Read each of the lines below and tally those with "here"; the tally is the whole answer.

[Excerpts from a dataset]
• • • • • • •

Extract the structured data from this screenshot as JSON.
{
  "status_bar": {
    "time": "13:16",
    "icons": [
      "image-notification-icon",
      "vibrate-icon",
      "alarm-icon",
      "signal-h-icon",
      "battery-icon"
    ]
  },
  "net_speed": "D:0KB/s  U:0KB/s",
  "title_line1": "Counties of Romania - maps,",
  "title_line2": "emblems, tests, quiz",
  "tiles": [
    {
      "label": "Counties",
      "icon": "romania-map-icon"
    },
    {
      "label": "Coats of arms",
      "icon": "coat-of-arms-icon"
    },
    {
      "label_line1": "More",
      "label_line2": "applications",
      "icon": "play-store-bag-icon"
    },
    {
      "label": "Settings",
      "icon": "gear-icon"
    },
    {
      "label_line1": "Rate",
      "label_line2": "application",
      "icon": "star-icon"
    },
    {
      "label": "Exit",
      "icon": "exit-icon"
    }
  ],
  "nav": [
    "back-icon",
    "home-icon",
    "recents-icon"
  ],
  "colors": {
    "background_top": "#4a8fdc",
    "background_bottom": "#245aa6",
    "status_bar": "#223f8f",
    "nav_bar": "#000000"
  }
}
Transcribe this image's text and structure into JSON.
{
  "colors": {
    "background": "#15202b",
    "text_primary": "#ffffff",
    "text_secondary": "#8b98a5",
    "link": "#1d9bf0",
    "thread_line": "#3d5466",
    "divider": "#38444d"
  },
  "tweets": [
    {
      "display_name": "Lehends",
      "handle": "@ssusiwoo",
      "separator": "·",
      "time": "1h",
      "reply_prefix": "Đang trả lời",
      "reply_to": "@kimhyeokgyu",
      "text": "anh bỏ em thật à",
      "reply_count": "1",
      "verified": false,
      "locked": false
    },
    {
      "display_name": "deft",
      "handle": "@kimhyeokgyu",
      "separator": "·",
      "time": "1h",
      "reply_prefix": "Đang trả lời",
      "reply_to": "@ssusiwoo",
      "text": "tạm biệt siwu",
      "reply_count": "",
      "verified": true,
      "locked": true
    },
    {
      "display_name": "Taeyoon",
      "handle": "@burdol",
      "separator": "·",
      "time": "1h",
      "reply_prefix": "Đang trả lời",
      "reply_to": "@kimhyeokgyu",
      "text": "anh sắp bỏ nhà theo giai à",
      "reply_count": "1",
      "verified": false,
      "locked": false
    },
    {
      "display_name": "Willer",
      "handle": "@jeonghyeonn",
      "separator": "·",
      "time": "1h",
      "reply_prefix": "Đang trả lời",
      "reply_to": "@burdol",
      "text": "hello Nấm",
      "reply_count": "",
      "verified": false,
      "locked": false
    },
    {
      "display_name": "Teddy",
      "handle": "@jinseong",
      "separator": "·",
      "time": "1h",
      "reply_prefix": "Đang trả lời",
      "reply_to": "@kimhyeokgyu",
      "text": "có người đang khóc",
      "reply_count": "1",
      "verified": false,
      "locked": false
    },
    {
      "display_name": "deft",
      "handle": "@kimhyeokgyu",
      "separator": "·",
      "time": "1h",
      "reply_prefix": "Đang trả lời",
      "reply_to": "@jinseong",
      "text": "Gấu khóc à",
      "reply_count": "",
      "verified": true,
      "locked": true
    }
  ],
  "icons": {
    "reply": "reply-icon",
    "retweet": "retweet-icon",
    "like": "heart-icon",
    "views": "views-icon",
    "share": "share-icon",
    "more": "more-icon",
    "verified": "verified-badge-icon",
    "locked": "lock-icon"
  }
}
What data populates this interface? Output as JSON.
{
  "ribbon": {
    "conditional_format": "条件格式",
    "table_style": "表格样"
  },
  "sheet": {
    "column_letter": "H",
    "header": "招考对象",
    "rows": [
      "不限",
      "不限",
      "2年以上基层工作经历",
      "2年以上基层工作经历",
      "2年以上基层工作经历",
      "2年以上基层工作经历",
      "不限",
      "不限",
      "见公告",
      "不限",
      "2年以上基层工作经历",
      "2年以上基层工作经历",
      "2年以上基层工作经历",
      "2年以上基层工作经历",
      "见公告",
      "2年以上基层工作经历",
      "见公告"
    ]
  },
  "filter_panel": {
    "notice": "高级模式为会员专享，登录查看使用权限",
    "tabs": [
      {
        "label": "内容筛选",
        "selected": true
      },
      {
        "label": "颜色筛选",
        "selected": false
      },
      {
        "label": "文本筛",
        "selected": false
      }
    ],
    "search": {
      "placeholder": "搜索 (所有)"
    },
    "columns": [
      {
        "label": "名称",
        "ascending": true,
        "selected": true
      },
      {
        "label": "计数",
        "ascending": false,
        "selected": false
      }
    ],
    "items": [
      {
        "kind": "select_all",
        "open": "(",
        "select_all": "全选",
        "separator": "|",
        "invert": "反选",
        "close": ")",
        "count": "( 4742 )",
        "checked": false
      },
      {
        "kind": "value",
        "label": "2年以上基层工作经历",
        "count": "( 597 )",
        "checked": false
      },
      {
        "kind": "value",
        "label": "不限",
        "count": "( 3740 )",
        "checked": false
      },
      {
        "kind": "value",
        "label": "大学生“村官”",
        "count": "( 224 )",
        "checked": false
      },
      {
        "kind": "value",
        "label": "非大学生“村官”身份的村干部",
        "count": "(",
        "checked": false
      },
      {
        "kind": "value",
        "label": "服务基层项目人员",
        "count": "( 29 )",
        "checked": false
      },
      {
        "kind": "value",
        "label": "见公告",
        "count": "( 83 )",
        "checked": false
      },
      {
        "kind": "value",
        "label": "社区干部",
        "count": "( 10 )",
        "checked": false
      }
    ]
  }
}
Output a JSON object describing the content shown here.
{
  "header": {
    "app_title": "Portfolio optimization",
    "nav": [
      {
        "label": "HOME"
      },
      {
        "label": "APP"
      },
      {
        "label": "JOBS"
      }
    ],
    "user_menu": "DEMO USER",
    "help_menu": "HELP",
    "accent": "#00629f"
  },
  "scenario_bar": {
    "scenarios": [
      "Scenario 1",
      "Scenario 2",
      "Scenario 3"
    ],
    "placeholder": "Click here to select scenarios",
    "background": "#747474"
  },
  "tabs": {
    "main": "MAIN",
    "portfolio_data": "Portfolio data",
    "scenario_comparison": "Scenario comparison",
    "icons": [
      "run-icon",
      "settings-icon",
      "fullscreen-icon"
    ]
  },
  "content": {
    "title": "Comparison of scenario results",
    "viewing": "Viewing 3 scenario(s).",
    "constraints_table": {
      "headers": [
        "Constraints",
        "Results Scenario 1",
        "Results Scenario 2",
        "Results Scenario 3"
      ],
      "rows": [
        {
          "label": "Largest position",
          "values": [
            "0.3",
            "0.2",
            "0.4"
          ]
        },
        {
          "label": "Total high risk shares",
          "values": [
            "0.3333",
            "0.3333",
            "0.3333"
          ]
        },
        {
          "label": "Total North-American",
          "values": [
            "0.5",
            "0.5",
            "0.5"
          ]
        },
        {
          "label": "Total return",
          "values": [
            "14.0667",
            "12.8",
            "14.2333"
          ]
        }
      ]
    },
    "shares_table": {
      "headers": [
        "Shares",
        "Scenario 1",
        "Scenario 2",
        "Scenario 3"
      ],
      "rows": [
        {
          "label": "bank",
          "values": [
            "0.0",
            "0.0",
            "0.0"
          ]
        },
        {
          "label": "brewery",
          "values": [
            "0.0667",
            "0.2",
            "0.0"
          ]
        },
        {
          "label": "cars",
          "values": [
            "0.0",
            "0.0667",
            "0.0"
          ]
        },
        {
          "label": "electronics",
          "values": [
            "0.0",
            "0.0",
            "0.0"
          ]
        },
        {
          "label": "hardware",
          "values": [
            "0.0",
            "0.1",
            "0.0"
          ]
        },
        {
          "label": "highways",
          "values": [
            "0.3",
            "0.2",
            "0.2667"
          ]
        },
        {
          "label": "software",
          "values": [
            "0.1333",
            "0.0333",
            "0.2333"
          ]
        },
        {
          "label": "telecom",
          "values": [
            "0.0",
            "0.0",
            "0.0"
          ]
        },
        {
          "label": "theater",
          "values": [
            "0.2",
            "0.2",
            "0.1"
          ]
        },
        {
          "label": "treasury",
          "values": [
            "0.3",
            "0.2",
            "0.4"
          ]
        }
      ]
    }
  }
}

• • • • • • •

[Response below] 2